SUPPLIED DATA: Begin

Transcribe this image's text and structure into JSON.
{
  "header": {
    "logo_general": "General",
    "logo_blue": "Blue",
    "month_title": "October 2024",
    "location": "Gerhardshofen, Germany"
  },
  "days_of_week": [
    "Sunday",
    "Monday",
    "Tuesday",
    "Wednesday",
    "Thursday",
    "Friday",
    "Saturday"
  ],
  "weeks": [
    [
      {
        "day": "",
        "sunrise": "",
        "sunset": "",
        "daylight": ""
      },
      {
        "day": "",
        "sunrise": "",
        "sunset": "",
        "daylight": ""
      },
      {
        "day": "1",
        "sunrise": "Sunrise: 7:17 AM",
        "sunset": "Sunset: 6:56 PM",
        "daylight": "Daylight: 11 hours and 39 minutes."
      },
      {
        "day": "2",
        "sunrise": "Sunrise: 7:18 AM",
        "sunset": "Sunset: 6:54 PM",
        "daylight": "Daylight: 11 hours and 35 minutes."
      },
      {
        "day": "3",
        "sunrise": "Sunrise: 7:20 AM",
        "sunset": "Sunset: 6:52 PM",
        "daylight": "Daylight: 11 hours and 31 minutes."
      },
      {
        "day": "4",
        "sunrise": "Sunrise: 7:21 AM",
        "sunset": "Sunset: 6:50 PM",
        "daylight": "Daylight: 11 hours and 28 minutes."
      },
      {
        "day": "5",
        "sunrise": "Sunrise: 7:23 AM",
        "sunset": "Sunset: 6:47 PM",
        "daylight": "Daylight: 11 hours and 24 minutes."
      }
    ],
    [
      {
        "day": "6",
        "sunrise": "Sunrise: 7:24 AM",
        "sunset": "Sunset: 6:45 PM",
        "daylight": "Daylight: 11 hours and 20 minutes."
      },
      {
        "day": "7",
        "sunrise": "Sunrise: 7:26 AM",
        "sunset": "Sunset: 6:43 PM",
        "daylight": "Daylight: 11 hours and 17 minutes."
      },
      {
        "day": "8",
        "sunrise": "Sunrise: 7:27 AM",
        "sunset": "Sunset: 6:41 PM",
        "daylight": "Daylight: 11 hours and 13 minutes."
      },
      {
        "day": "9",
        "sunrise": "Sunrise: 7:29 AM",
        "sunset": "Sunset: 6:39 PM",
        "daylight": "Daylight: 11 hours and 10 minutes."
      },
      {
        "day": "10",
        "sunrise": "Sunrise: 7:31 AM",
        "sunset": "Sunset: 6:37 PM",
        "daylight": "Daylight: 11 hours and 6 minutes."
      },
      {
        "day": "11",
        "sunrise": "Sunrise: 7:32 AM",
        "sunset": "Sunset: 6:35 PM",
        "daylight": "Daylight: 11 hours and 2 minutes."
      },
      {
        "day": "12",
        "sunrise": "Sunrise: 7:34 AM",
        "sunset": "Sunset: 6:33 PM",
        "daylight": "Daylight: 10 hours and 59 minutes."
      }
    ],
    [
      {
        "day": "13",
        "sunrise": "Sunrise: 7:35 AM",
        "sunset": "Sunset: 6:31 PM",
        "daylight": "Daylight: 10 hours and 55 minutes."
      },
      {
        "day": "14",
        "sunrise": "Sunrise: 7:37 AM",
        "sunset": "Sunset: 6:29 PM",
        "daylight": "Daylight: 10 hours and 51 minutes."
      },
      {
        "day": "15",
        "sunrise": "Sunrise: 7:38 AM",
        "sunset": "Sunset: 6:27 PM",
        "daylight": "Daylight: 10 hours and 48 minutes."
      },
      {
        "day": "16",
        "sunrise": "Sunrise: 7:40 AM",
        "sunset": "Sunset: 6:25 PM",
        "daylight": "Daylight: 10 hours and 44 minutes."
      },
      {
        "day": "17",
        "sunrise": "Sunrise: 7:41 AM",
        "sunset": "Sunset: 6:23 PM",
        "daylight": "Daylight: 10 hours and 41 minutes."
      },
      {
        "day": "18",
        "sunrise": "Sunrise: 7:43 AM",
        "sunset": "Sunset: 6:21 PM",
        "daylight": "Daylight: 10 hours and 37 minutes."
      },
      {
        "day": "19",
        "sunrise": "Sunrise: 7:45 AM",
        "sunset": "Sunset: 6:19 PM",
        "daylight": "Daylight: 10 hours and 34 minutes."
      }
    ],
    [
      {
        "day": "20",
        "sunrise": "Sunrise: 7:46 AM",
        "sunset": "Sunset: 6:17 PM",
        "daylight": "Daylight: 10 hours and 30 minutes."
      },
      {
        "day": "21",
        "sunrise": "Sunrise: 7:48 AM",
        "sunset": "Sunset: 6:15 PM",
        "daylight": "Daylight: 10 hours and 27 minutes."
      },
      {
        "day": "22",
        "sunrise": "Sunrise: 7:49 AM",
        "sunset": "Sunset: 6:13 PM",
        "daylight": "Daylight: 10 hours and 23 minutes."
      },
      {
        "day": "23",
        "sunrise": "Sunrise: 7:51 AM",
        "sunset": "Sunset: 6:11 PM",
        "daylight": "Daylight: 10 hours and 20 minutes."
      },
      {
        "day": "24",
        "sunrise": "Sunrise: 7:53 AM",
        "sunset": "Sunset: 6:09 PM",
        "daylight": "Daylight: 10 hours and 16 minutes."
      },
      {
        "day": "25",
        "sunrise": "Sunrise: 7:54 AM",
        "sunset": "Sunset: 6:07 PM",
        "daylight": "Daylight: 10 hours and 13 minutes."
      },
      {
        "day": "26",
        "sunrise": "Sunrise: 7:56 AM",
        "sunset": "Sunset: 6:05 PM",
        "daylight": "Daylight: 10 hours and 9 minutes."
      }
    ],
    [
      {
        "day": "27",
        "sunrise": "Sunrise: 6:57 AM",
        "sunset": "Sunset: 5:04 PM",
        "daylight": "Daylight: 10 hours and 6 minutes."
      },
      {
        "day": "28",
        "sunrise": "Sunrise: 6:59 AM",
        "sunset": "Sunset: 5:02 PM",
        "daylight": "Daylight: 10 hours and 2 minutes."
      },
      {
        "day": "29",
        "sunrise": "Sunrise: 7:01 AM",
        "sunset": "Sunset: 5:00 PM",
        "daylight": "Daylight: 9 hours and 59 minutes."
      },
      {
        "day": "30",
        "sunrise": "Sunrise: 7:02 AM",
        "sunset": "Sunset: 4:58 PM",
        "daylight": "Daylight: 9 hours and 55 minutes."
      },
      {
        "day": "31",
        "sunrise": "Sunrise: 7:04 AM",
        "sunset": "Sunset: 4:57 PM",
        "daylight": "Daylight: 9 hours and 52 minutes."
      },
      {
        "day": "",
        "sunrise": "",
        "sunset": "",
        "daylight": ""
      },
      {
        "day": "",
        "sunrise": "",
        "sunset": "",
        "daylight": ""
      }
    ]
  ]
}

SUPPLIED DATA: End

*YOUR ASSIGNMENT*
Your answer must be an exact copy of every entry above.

*TASK OUTPUT*
Transcribe this image's text and structure into JSON.
{
  "header": {
    "logo_general": "General",
    "logo_blue": "Blue",
    "month_title": "October 2024",
    "location": "Gerhardshofen, Germany"
  },
  "days_of_week": [
    "Sunday",
    "Monday",
    "Tuesday",
    "Wednesday",
    "Thursday",
    "Friday",
    "Saturday"
  ],
  "weeks": [
    [
      {
        "day": "",
        "sunrise": "",
        "sunset": "",
        "daylight": ""
      },
      {
        "day": "",
        "sunrise": "",
        "sunset": "",
        "daylight": ""
      },
      {
        "day": "1",
        "sunrise": "Sunrise: 7:17 AM",
        "sunset": "Sunset: 6:56 PM",
        "daylight": "Daylight: 11 hours and 39 minutes."
      },
      {
        "day": "2",
        "sunrise": "Sunrise: 7:18 AM",
        "sunset": "Sunset: 6:54 PM",
        "daylight": "Daylight: 11 hours and 35 minutes."
      },
      {
        "day": "3",
        "sunrise": "Sunrise: 7:20 AM",
        "sunset": "Sunset: 6:52 PM",
        "daylight": "Daylight: 11 hours and 31 minutes."
      },
      {
        "day": "4",
        "sunrise": "Sunrise: 7:21 AM",
        "sunset": "Sunset: 6:50 PM",
        "daylight": "Daylight: 11 hours and 28 minutes."
      },
      {
        "day": "5",
        "sunrise": "Sunrise: 7:23 AM",
        "sunset": "Sunset: 6:47 PM",
        "daylight": "Daylight: 11 hours and 24 minutes."
      }
    ],
    [
      {
        "day": "6",
        "sunrise": "Sunrise: 7:24 AM",
        "sunset": "Sunset: 6:45 PM",
        "daylight": "Daylight: 11 hours and 20 minutes."
      },
      {
        "day": "7",
        "sunrise": "Sunrise: 7:26 AM",
        "sunset": "Sunset: 6:43 PM",
        "daylight": "Daylight: 11 hours and 17 minutes."
      },
      {
        "day": "8",
        "sunrise": "Sunrise: 7:27 AM",
        "sunset": "Sunset: 6:41 PM",
        "daylight": "Daylight: 11 hours and 13 minutes."
      },
      {
        "day": "9",
        "sunrise": "Sunrise: 7:29 AM",
        "sunset": "Sunset: 6:39 PM",
        "daylight": "Daylight: 11 hours and 10 minutes."
      },
      {
        "day": "10",
        "sunrise": "Sunrise: 7:31 AM",
        "sunset": "Sunset: 6:37 PM",
        "daylight": "Daylight: 11 hours and 6 minutes."
      },
      {
        "day": "11",
        "sunrise": "Sunrise: 7:32 AM",
        "sunset": "Sunset: 6:35 PM",
        "daylight": "Daylight: 11 hours and 2 minutes."
      },
      {
        "day": "12",
        "sunrise": "Sunrise: 7:34 AM",
        "sunset": "Sunset: 6:33 PM",
        "daylight": "Daylight: 10 hours and 59 minutes."
      }
    ],
    [
      {
        "day": "13",
        "sunrise": "Sunrise: 7:35 AM",
        "sunset": "Sunset: 6:31 PM",
        "daylight": "Daylight: 10 hours and 55 minutes."
      },
      {
        "day": "14",
        "sunrise": "Sunrise: 7:37 AM",
        "sunset": "Sunset: 6:29 PM",
        "daylight": "Daylight: 10 hours and 51 minutes."
      },
      {
        "day": "15",
        "sunrise": "Sunrise: 7:38 AM",
        "sunset": "Sunset: 6:27 PM",
        "daylight": "Daylight: 10 hours and 48 minutes."
      },
      {
        "day": "16",
        "sunrise": "Sunrise: 7:40 AM",
        "sunset": "Sunset: 6:25 PM",
        "daylight": "Daylight: 10 hours and 44 minutes."
      },
      {
        "day": "17",
        "sunrise": "Sunrise: 7:41 AM",
        "sunset": "Sunset: 6:23 PM",
        "daylight": "Daylight: 10 hours and 41 minutes."
      },
      {
        "day": "18",
        "sunrise": "Sunrise: 7:43 AM",
        "sunset": "Sunset: 6:21 PM",
        "daylight": "Daylight: 10 hours and 37 minutes."
      },
      {
        "day": "19",
        "sunrise": "Sunrise: 7:45 AM",
        "sunset": "Sunset: 6:19 PM",
        "daylight": "Daylight: 10 hours and 34 minutes."
      }
    ],
    [
      {
        "day": "20",
        "sunrise": "Sunrise: 7:46 AM",
        "sunset": "Sunset: 6:17 PM",
        "daylight": "Daylight: 10 hours and 30 minutes."
      },
      {
        "day": "21",
        "sunrise": "Sunrise: 7:48 AM",
        "sunset": "Sunset: 6:15 PM",
        "daylight": "Daylight: 10 hours and 27 minutes."
      },
      {
        "day": "22",
        "sunrise": "Sunrise: 7:49 AM",
        "sunset": "Sunset: 6:13 PM",
        "daylight": "Daylight: 10 hours and 23 minutes."
      },
      {
        "day": "23",
        "sunrise": "Sunrise: 7:51 AM",
        "sunset": "Sunset: 6:11 PM",
        "daylight": "Daylight: 10 hours and 20 minutes."
      },
      {
        "day": "24",
        "sunrise": "Sunrise: 7:53 AM",
        "sunset": "Sunset: 6:09 PM",
        "daylight": "Daylight: 10 hours and 16 minutes."
      },
      {
        "day": "25",
        "sunrise": "Sunrise: 7:54 AM",
        "sunset": "Sunset: 6:07 PM",
        "daylight": "Daylight: 10 hours and 13 minutes."
      },
      {
        "day": "26",
        "sunrise": "Sunrise: 7:56 AM",
        "sunset": "Sunset: 6:05 PM",
        "daylight": "Daylight: 10 hours and 9 minutes."
      }
    ],
    [
      {
        "day": "27",
        "sunrise": "Sunrise: 6:57 AM",
        "sunset": "Sunset: 5:04 PM",
        "daylight": "Daylight: 10 hours and 6 minutes."
      },
      {
        "day": "28",
        "sunrise": "Sunrise: 6:59 AM",
        "sunset": "Sunset: 5:02 PM",
        "daylight": "Daylight: 10 hours and 2 minutes."
      },
      {
        "day": "29",
        "sunrise": "Sunrise: 7:01 AM",
        "sunset": "Sunset: 5:00 PM",
        "daylight": "Daylight: 9 hours and 59 minutes."
      },
      {
        "day": "30",
        "sunrise": "Sunrise: 7:02 AM",
        "sunset": "Sunset: 4:58 PM",
        "daylight": "Daylight: 9 hours and 55 minutes."
      },
      {
        "day": "31",
        "sunrise": "Sunrise: 7:04 AM",
        "sunset": "Sunset: 4:57 PM",
        "daylight": "Daylight: 9 hours and 52 minutes."
      },
      {
        "day": "",
        "sunrise": "",
        "sunset": "",
        "daylight": ""
      },
      {
        "day": "",
        "sunrise": "",
        "sunset": "",
        "daylight": ""
      }
    ]
  ]
}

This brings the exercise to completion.